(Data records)
*****
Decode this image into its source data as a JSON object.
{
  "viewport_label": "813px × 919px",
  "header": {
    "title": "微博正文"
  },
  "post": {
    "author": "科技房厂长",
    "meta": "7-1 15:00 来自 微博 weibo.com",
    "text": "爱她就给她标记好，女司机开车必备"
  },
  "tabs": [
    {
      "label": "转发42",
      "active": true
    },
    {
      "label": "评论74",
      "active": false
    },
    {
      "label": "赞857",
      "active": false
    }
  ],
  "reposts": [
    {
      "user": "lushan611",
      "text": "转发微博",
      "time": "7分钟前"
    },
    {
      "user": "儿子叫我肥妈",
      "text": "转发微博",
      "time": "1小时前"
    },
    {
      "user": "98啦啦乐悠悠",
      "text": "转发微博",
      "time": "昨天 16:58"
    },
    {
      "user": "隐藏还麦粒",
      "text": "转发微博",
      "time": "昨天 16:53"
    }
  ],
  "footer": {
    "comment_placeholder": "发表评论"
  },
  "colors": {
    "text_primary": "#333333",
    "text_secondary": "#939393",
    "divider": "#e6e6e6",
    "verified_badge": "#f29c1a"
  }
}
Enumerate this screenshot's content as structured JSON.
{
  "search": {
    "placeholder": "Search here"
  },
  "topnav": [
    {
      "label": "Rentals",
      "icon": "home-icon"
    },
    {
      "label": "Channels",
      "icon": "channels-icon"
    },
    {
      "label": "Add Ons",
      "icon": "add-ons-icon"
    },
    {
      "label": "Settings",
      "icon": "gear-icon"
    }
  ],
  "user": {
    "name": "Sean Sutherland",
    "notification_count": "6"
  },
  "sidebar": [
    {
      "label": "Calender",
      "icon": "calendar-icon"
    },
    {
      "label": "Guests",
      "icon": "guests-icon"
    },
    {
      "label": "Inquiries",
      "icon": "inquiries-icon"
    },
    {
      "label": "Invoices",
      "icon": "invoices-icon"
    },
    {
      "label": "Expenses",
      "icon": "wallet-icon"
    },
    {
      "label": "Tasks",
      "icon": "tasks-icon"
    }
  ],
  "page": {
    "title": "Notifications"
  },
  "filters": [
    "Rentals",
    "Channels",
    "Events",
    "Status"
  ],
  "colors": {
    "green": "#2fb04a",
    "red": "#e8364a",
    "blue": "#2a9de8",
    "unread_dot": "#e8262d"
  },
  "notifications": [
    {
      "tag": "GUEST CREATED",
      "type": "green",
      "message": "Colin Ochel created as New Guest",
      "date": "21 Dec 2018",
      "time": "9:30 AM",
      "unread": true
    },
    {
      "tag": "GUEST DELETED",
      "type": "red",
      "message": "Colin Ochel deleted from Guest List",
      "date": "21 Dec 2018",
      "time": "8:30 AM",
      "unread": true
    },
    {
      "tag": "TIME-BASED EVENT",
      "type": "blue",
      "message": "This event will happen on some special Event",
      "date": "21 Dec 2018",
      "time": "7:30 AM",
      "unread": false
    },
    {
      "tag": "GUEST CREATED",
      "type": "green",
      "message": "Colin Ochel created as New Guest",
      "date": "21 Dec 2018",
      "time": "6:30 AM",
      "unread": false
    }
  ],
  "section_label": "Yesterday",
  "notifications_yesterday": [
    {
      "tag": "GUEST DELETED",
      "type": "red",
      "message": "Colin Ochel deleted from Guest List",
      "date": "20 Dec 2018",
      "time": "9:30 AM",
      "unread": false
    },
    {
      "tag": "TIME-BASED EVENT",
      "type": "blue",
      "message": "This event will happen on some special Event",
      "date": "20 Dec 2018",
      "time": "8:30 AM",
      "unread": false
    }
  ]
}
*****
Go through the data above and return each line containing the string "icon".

### Solution to this task
      "icon": "home-icon"
      "icon": "channels-icon"
      "icon": "add-ons-icon"
      "icon": "gear-icon"
      "icon": "calendar-icon"
      "icon": "guests-icon"
      "icon": "inquiries-icon"
      "icon": "invoices-icon"
      "icon": "wallet-icon"
      "icon": "tasks-icon"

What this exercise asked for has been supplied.